------ Data shown ------

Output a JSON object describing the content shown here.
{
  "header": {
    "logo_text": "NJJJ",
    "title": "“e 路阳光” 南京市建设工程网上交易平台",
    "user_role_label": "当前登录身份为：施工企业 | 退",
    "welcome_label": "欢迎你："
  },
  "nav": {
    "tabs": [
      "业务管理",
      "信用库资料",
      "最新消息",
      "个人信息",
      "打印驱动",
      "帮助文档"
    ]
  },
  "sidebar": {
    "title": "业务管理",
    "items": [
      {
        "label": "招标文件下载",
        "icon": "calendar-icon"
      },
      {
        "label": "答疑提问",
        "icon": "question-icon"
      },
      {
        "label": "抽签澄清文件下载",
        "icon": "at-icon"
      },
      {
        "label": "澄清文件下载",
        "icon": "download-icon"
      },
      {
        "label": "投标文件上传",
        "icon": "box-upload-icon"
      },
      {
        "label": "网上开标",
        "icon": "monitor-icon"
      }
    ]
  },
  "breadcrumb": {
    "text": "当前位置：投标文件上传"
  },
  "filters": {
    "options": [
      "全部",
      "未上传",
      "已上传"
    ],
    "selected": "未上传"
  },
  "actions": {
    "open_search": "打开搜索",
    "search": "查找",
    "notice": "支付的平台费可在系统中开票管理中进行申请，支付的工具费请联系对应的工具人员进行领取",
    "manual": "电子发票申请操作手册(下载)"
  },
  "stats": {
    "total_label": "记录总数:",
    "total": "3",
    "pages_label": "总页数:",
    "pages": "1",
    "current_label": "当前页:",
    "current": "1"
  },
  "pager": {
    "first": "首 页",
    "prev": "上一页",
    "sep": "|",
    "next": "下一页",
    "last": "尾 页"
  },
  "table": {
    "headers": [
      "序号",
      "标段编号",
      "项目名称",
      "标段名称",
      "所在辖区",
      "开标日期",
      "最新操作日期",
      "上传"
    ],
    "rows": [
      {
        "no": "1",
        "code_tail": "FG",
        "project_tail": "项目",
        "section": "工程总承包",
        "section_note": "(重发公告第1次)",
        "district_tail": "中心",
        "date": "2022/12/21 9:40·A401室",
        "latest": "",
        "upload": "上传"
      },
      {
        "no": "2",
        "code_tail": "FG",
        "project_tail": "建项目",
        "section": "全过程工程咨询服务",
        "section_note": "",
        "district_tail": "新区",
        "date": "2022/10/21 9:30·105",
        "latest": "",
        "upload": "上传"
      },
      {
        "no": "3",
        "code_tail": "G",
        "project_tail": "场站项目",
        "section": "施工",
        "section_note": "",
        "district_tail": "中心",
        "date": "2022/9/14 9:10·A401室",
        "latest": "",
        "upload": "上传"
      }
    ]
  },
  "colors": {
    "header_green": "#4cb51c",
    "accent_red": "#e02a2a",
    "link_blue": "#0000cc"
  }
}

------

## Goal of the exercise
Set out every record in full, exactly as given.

## Task solution
Output a JSON object describing the content shown here.
{
  "header": {
    "logo_text": "NJJJ",
    "title": "“e 路阳光” 南京市建设工程网上交易平台",
    "user_role_label": "当前登录身份为：施工企业 | 退",
    "welcome_label": "欢迎你："
  },
  "nav": {
    "tabs": [
      "业务管理",
      "信用库资料",
      "最新消息",
      "个人信息",
      "打印驱动",
      "帮助文档"
    ]
  },
  "sidebar": {
    "title": "业务管理",
    "items": [
      {
        "label": "招标文件下载",
        "icon": "calendar-icon"
      },
      {
        "label": "答疑提问",
        "icon": "question-icon"
      },
      {
        "label": "抽签澄清文件下载",
        "icon": "at-icon"
      },
      {
        "label": "澄清文件下载",
        "icon": "download-icon"
      },
      {
        "label": "投标文件上传",
        "icon": "box-upload-icon"
      },
      {
        "label": "网上开标",
        "icon": "monitor-icon"
      }
    ]
  },
  "breadcrumb": {
    "text": "当前位置：投标文件上传"
  },
  "filters": {
    "options": [
      "全部",
      "未上传",
      "已上传"
    ],
    "selected": "未上传"
  },
  "actions": {
    "open_search": "打开搜索",
    "search": "查找",
    "notice": "支付的平台费可在系统中开票管理中进行申请，支付的工具费请联系对应的工具人员进行领取",
    "manual": "电子发票申请操作手册(下载)"
  },
  "stats": {
    "total_label": "记录总数:",
    "total": "3",
    "pages_label": "总页数:",
    "pages": "1",
    "current_label": "当前页:",
    "current": "1"
  },
  "pager": {
    "first": "首 页",
    "prev": "上一页",
    "sep": "|",
    "next": "下一页",
    "last": "尾 页"
  },
  "table": {
    "headers": [
      "序号",
      "标段编号",
      "项目名称",
      "标段名称",
      "所在辖区",
      "开标日期",
      "最新操作日期",
      "上传"
    ],
    "rows": [
      {
        "no": "1",
        "code_tail": "FG",
        "project_tail": "项目",
        "section": "工程总承包",
        "section_note": "(重发公告第1次)",
        "district_tail": "中心",
        "date": "2022/12/21 9:40·A401室",
        "latest": "",
        "upload": "上传"
      },
      {
        "no": "2",
        "code_tail": "FG",
        "project_tail": "建项目",
        "section": "全过程工程咨询服务",
        "section_note": "",
        "district_tail": "新区",
        "date": "2022/10/21 9:30·105",
        "latest": "",
        "upload": "上传"
      },
      {
        "no": "3",
        "code_tail": "G",
        "project_tail": "场站项目",
        "section": "施工",
        "section_note": "",
        "district_tail": "中心",
        "date": "2022/9/14 9:10·A401室",
        "latest": "",
        "upload": "上传"
      }
    ]
  },
  "colors": {
    "header_green": "#4cb51c",
    "accent_red": "#e02a2a",
    "link_blue": "#0000cc"
  }
}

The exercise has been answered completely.